Tim and I have a tradition that goes back to the earliest days of our courtship. Every year on the evening of the fourth Sunday of Advent, we pick up a cup of hot chocolate and take a drive through whatever neighborhoods strike our fancy looking at Christmas lights. This year, it was not so much a drive as it was a stroll up 5thAvenue! In some years past, we travelled far and wide to find the really spectacular displays and could always count on the old Italian neighborhoods in South Philadelphia to pull out all the stops with entire streets joining in the festivities, lights strung from balconies on one side of the street over to the other.
One year, maybe the first year we were married, I was serving as organist and choirmaster at a small church in the far western suburbs of Philadelphia where two of the stalwart older women of the church had been recently widowed. We decided that year to pay a visit on these two during our light-viewing drive, taking them a poinsettia and letting them know that we were thinking of them.
One of the women was my predecessor as church organist. In fact, Marguerite Bell had been the organist for 40 yearsbefore I arrived. When Tim and I showed up at her house, she invited us in and proceeded to apologize for her minimal Christmas decorations, as if we had expected that she would be in some kind of all-out festive Christmas mood. She did, however, proudly show us the nativity set that she and her husband, Andy, had bought on a trip to Switzerland many years before, and then she told us a story:
When they had first married more than 60 years earlier, they had been, as she said, poor as church mice. Their first Christmas nativity scene had been a cheap, wooden cutout thing nowhere near the elegance of the one we saw on this night. But the stable itself, even now, was the one that her husband had made for that first Christmas of their marriage, an old wooden orange crate, spray-painted black. Marguerite told us that when, years later, they began to set up their beautiful new nativity scene with the figurines from Switzerland, Andy suggested that they buy a fancy new stable in which to place them. Marguerite’s response to that suggestion was, “No, dear, this one is just fine. The original was not exactly The Ritz.”

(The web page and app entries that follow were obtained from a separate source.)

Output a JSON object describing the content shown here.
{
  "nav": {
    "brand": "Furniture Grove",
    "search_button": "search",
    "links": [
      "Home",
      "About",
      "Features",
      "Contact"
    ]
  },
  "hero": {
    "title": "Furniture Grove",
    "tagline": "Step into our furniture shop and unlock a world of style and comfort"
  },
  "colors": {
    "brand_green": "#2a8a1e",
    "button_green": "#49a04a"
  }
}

No, it most certainly was not the Ritz. There were no Christmas lights. There were no trees and no tinsel. There were no Pinterest-perfect decorations or exquisitely prepared feasts. There were no gifts or carolers or Santa Clauses or elves.
There was a cold night and straw and fear and loneliness and pain to welcome this tiny, helpless baby who would change the world.
So, in the quiet of this morning, we can be with Jesus and Mary and Joseph and one another. We can remember why God came into this world, to show us God’s love. And we, in turn, are to show that love to all of God’s people.
Even though the celebrations of Christmas Eve and the raucousness of Christmas morning have passed, the chorus of angels speaks to us still. This good news for all the people is now ours to share. And the life of that baby born in a manger tells us what our work is in response to the angelic message, a message best put it into words by the great Rev. Dr. Howard Thurman:
When the song of the angels is stilled,
when the star in the sky is gone,
when the kings and princes are home,
when the shepherds are back with their flocks,
the work of Christmas begins:
to find the lost,
to heal the broken,
to feed the hungry,
to release the prisoner,
to rebuild the nations,
to bring peace among the people,
to make music in the heart.
A blessed Christmas to you and yours in this holy season.
Howard Thurman. “The Mood of Christmas and Other Celebrations” (Richmond, Indiana: Friends United Press, 1985).